§ **WHAT THIS TASK INVOLVES**:
Look through the data below and report how many lines include "into". Only the number should be given.

Items listed in a dataset
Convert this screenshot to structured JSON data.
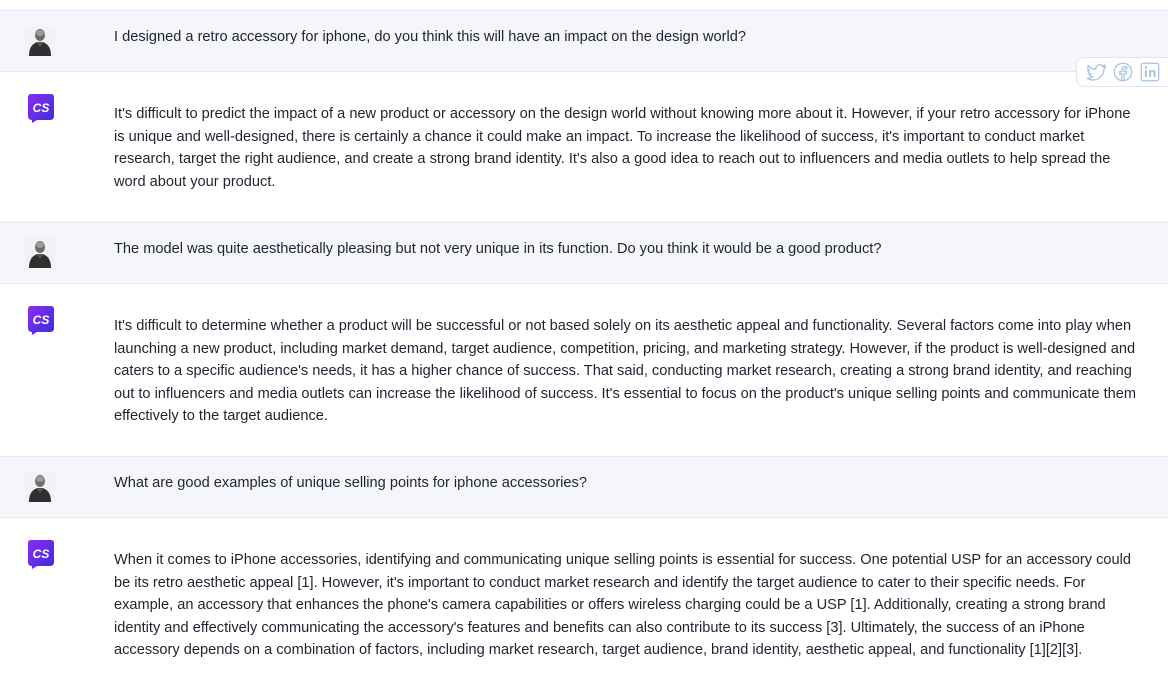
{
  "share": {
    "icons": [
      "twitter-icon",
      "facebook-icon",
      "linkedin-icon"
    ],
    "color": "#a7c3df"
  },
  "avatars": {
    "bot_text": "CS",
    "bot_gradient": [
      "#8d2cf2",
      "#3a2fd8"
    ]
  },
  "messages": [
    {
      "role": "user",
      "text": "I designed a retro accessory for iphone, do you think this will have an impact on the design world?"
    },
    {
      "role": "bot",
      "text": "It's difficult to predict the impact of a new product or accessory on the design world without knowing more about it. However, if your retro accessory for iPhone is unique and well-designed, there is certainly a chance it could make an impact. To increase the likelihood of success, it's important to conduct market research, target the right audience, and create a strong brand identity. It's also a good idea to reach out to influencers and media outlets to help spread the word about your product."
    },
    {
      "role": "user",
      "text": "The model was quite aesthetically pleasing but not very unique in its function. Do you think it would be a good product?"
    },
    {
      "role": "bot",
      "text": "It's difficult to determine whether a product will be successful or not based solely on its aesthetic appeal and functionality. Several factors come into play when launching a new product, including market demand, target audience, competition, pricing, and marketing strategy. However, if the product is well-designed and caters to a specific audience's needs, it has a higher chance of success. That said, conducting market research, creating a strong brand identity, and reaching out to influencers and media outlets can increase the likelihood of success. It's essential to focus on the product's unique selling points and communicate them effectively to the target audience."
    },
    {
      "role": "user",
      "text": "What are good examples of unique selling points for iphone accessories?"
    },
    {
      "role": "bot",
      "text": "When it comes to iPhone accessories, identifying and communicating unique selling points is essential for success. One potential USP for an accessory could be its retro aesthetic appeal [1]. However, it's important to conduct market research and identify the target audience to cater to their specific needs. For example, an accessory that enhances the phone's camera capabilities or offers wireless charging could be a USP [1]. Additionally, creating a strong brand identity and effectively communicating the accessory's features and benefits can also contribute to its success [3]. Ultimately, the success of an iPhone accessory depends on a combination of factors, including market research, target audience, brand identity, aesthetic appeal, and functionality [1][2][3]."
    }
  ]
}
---
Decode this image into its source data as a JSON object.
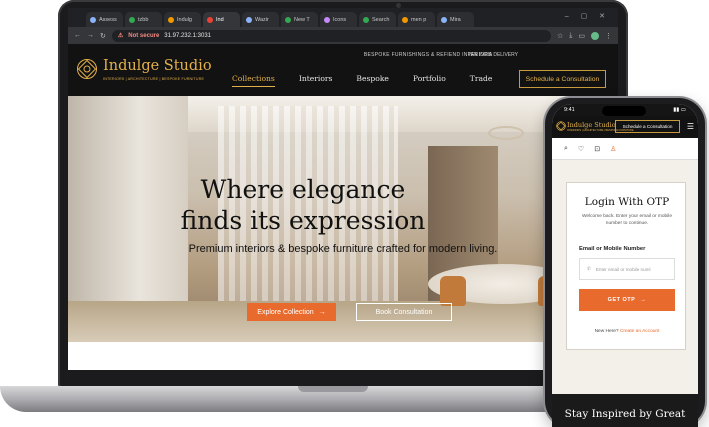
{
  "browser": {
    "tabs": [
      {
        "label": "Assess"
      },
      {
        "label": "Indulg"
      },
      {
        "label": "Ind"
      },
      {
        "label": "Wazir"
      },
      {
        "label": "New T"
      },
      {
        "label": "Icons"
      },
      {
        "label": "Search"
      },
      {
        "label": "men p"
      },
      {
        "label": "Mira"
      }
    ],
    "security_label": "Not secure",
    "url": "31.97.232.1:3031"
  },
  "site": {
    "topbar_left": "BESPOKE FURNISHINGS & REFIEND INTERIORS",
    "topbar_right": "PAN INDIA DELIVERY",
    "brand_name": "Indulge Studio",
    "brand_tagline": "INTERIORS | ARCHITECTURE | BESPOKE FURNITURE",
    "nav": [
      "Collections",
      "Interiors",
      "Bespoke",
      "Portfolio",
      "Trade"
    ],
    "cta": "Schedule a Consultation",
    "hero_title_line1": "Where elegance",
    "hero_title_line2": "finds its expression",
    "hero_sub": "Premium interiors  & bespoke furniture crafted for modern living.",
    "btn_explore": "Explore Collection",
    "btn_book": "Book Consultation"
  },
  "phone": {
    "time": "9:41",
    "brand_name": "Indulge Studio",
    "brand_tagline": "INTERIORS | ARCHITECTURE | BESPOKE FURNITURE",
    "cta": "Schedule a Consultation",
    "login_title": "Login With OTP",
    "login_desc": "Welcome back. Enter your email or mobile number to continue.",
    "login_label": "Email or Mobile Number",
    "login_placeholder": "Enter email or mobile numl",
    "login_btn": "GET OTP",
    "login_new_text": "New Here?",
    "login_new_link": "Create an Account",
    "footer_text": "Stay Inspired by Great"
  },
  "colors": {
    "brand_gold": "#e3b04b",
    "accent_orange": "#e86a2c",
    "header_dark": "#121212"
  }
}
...
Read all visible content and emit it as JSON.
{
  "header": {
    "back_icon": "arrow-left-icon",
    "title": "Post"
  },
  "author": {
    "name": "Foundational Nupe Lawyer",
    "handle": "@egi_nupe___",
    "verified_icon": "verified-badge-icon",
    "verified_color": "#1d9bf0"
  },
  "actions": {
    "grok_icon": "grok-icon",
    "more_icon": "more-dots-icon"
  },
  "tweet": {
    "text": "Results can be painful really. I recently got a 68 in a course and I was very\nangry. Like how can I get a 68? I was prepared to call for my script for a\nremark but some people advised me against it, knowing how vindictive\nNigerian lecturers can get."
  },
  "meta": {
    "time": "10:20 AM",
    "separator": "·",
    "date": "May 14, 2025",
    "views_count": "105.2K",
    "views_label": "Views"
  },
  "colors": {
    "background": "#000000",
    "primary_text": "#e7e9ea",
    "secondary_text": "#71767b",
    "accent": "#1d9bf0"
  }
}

§ **ANSWER TO THIS EXERCISE**:
2